BEGIN
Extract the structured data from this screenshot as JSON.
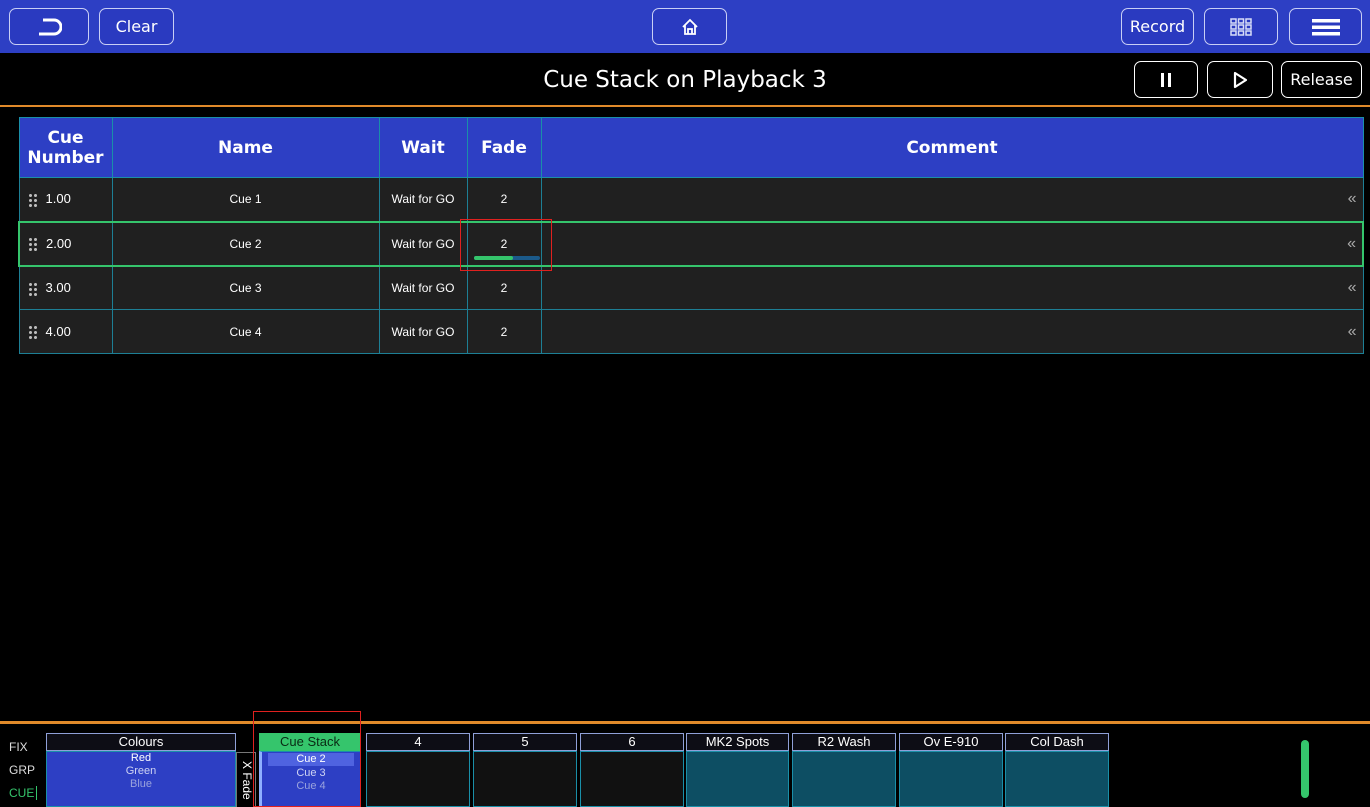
{
  "topbar": {
    "clear_label": "Clear",
    "record_label": "Record"
  },
  "title": "Cue Stack on Playback 3",
  "playback_controls": {
    "release_label": "Release"
  },
  "table": {
    "headers": [
      "Cue Number",
      "Name",
      "Wait",
      "Fade",
      "Comment"
    ],
    "header_cue_line1": "Cue",
    "header_cue_line2": "Number",
    "rows": [
      {
        "number": "1.00",
        "name": "Cue 1",
        "wait": "Wait for GO",
        "fade": "2",
        "comment": ""
      },
      {
        "number": "2.00",
        "name": "Cue 2",
        "wait": "Wait for GO",
        "fade": "2",
        "comment": "",
        "fade_progress": 0.6
      },
      {
        "number": "3.00",
        "name": "Cue 3",
        "wait": "Wait for GO",
        "fade": "2",
        "comment": ""
      },
      {
        "number": "4.00",
        "name": "Cue 4",
        "wait": "Wait for GO",
        "fade": "2",
        "comment": ""
      }
    ]
  },
  "side_labels": [
    "FIX",
    "GRP",
    "CUE"
  ],
  "playbacks": [
    {
      "label": "Colours",
      "items": [
        "Red",
        "Green",
        "Blue"
      ]
    },
    {
      "label": "Cue Stack",
      "items": [
        "Cue 2",
        "Cue 3",
        "Cue 4"
      ]
    },
    {
      "label": "4"
    },
    {
      "label": "5"
    },
    {
      "label": "6"
    },
    {
      "label": "MK2 Spots"
    },
    {
      "label": "R2 Wash"
    },
    {
      "label": "Ov E-910"
    },
    {
      "label": "Col Dash"
    }
  ],
  "xfade_label": "X Fade",
  "colors": {
    "accent_blue": "#2d3fc4",
    "active_green": "#35c56c",
    "divider_orange": "#e08a2a",
    "teal": "#0d4e63",
    "highlight_red": "#e0211f"
  }
}
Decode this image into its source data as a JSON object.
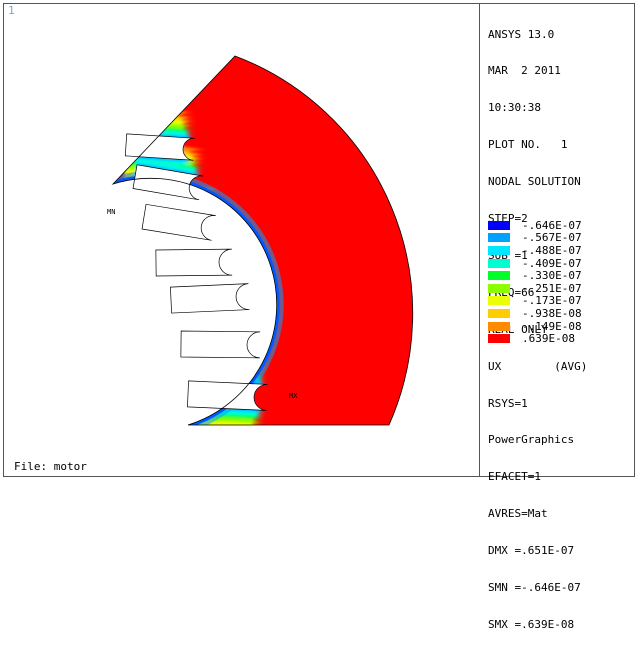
{
  "window": {
    "number": "1"
  },
  "file_label": "File: motor",
  "info_lines": [
    "ANSYS 13.0",
    "MAR  2 2011",
    "10:30:38",
    "PLOT NO.   1",
    "NODAL SOLUTION",
    "STEP=2",
    "SUB =1",
    "FREQ=66",
    "REAL ONLY",
    "UX        (AVG)",
    "RSYS=1",
    "PowerGraphics",
    "EFACET=1",
    "AVRES=Mat",
    "DMX =.651E-07",
    "SMN =-.646E-07",
    "SMX =.639E-08"
  ],
  "legend": [
    {
      "value": "-.646E-07",
      "color": "#0000ff"
    },
    {
      "value": "-.567E-07",
      "color": "#00a2ff"
    },
    {
      "value": "-.488E-07",
      "color": "#00e6ff"
    },
    {
      "value": "-.409E-07",
      "color": "#00ffd0"
    },
    {
      "value": "-.330E-07",
      "color": "#00ff2a"
    },
    {
      "value": "-.251E-07",
      "color": "#8bff00"
    },
    {
      "value": "-.173E-07",
      "color": "#eaff00"
    },
    {
      "value": "-.938E-08",
      "color": "#ffcc00"
    },
    {
      "value": "-.149E-08",
      "color": "#ff8a00"
    },
    {
      "value": ".639E-08",
      "color": "#ff0000"
    }
  ],
  "markers": {
    "min": "MN",
    "max": "MX"
  }
}
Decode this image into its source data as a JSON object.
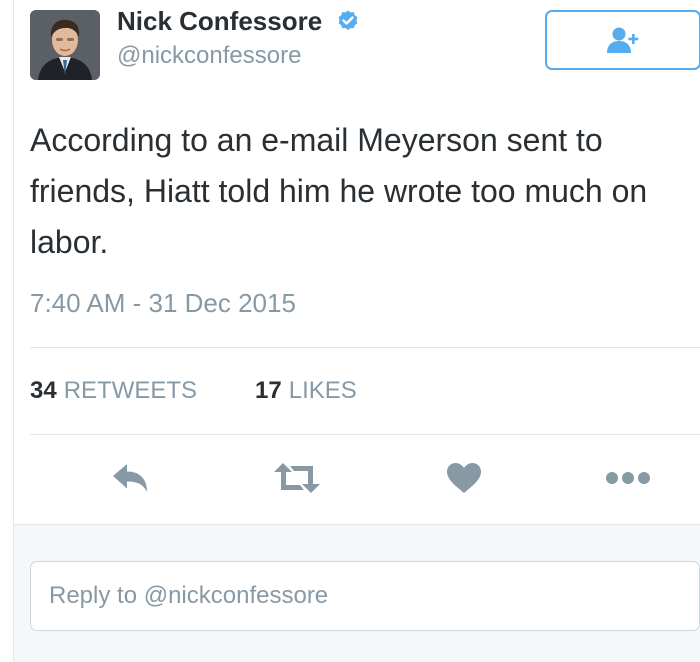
{
  "tweet": {
    "author": {
      "display_name": "Nick Confessore",
      "handle": "@nickconfessore",
      "verified": true,
      "avatar_icon": "avatar-photo"
    },
    "follow_button_icon": "follow-user-icon",
    "text": "According to an e-mail Meyerson sent to friends, Hiatt told him he wrote too much on labor.",
    "timestamp": "7:40 AM - 31 Dec 2015",
    "stats": {
      "retweets_count": "34",
      "retweets_label": "RETWEETS",
      "likes_count": "17",
      "likes_label": "LIKES"
    },
    "actions": [
      "reply-icon",
      "retweet-icon",
      "like-icon",
      "more-icon"
    ]
  },
  "reply": {
    "placeholder": "Reply to @nickconfessore"
  },
  "colors": {
    "accent": "#55acee",
    "icon_gray": "#8899a6",
    "text": "#292f33",
    "border": "#e1e8ed"
  }
}
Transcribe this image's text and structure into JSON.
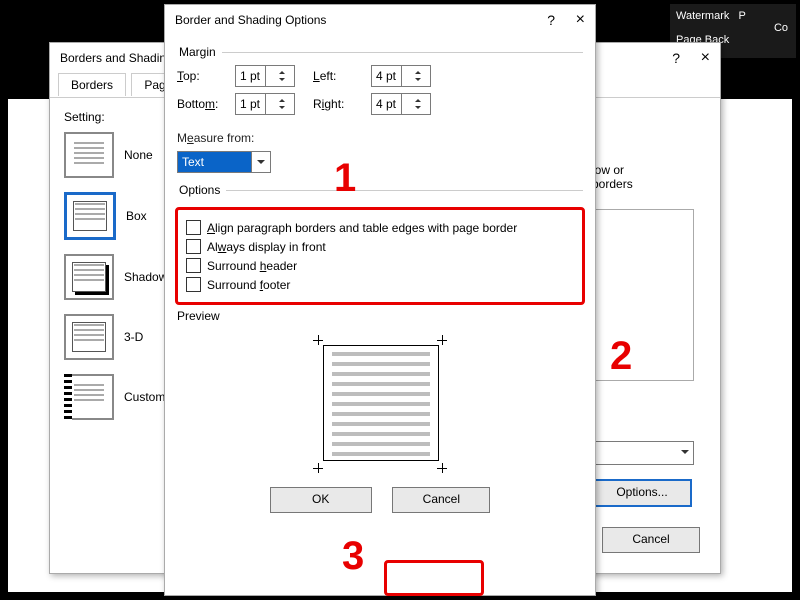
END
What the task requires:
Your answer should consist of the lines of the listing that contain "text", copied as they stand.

Response area:
    "text": "According to an e-mail Meyerson sent to friends, Hiatt told him he wrote too much on labor.",
    "text": "#292f33",
Transcribe this image's text and structure into JSON.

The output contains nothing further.